New processor alters sound perception, meaning bigger bass at less decibels
Meet Masn’live, a sound processor poised to represent a revolution in sound interpretation. Compatible with any sound system, the processor allows DJs to play music at a lower decibel level. The device’s inventor, Spanish engineer Xergio Córdoba, told Vice that the technology is “as much about the physical soundwave as it is about how the brain interprets the same soundwave. It’s pure psychoacoustics.” He uses the example of listening to an mp3 player through headphones that are too small to reproduce a drum or a bass correctly. Instead, he says the sound is reproduced by something called evolutionary compensation. “It’s something that we use a lot in mastering and have applied to our system in order to accomplish what we were after,” he said.
During testing, the system was able to replicate bass frequencies that appeared more intense than the actually were. In a nutshell, the processor doubled the loudness of the bass without raising the dBA while simultaneously improving the audio impact and quality.
While the technology doesn’t prevent ear damage, it does help listeners’ brains perceive music louder than it actually is, a trait Córdoba thinks could help aid in hearing protection by minimizing listeners’ exposure to dangerous frequencies. The Masn’live system has already been tested by artists such as Joris Voorn, Jamie Jones and Lee Foss at real venues.
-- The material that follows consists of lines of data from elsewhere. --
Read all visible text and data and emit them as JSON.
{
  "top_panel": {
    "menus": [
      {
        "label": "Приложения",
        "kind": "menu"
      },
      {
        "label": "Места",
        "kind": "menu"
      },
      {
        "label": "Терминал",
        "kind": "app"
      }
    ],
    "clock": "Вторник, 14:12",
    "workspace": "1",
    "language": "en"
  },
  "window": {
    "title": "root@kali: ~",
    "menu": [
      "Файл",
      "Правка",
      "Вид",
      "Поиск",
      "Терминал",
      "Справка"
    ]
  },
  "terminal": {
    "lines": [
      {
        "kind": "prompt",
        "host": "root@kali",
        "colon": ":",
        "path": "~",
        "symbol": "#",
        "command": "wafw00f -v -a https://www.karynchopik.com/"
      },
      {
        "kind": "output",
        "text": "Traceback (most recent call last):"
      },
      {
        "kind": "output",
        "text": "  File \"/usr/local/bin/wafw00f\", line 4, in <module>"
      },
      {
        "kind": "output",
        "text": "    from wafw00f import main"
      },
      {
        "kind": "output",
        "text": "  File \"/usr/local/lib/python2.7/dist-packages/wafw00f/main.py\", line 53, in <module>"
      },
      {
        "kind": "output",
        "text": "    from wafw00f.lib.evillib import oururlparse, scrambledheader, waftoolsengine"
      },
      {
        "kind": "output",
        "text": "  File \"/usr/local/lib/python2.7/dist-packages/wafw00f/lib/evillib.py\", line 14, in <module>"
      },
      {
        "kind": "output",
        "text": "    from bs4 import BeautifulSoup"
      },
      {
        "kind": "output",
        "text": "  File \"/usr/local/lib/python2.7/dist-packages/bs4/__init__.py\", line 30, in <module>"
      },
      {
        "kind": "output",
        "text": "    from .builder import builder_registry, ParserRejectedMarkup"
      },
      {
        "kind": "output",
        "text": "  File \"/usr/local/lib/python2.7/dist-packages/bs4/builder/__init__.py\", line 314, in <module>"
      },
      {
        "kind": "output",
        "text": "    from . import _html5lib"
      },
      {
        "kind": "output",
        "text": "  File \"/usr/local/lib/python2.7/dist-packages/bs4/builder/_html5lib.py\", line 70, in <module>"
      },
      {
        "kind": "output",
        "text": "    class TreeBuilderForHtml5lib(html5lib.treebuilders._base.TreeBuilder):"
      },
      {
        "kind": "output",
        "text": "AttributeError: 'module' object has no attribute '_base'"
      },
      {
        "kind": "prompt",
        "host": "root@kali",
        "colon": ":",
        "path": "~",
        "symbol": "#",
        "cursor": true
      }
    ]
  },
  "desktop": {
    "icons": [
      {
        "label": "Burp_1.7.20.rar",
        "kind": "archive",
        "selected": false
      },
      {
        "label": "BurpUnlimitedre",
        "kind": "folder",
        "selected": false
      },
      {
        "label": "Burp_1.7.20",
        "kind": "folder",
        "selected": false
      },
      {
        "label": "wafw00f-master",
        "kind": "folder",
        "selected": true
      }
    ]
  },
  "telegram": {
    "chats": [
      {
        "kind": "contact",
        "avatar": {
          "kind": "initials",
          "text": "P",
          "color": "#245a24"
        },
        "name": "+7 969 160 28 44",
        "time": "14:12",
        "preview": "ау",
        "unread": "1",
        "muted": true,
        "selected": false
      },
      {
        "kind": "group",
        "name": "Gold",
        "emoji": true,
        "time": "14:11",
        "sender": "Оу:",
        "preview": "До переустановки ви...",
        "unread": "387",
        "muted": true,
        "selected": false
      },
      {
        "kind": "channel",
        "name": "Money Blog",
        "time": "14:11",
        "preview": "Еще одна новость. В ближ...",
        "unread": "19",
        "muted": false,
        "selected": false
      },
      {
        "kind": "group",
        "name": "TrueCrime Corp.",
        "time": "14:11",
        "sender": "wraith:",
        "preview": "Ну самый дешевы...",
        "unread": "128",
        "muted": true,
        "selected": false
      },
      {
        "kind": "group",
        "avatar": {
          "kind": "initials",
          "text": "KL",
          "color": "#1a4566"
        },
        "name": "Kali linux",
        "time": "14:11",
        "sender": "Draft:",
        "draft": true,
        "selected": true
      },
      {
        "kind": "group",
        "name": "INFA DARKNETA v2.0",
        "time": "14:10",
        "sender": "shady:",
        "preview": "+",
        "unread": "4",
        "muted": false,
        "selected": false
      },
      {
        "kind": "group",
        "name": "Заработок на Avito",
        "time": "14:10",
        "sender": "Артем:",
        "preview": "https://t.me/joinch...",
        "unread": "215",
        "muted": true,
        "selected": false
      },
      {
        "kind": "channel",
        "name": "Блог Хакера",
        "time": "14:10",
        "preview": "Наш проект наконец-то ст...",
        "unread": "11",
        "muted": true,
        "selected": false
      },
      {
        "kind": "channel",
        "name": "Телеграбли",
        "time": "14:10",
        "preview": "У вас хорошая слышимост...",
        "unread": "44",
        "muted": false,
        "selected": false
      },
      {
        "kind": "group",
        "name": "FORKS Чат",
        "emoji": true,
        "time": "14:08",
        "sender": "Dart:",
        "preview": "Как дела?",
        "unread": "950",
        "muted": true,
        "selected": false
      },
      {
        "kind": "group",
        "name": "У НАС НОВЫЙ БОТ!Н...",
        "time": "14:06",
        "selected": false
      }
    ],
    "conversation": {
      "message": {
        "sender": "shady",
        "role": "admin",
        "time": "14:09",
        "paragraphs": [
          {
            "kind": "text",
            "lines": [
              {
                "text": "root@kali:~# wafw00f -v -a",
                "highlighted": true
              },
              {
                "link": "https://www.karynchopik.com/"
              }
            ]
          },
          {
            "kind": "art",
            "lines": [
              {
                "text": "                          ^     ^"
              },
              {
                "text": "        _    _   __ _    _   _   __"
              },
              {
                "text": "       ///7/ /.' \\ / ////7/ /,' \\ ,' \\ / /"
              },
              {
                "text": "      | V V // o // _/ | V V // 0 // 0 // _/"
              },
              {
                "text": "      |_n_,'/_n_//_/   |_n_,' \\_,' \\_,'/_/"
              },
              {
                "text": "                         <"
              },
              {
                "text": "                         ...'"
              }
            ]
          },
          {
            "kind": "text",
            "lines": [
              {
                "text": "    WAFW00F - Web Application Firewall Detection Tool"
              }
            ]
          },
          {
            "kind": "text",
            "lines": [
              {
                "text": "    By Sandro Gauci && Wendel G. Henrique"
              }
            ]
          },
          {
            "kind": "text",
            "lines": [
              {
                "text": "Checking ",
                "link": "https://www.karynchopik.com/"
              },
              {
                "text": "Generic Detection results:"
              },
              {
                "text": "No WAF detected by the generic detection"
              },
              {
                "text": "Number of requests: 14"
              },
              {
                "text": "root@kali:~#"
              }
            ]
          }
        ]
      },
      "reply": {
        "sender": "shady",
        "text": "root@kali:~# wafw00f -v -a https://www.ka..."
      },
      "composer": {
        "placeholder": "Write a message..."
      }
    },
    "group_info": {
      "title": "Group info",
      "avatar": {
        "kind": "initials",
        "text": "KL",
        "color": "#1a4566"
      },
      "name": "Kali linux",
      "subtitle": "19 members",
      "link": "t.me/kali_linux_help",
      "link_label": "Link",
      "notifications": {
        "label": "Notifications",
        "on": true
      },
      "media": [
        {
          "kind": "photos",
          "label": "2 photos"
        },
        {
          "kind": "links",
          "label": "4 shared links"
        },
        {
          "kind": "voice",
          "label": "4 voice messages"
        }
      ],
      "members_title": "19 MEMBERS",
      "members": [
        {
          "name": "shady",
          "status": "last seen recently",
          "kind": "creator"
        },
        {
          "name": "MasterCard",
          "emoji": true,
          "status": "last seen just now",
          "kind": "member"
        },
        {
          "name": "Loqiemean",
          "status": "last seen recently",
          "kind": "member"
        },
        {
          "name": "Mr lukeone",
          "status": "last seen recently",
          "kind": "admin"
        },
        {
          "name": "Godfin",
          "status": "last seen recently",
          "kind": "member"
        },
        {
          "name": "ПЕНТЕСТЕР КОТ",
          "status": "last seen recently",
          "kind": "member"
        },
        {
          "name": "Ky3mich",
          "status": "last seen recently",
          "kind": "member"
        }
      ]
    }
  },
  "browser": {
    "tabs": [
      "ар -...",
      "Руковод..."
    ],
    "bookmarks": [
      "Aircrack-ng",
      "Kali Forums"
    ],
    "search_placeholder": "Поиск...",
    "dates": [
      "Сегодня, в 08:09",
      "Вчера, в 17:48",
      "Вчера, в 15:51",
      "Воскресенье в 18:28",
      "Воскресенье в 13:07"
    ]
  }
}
It seems the real benefactors of this technology might be clubs. Faced with noise complaints and limit laws, night spots and music venues might now be able to avoid penalties and fines for noisiness without killing the music.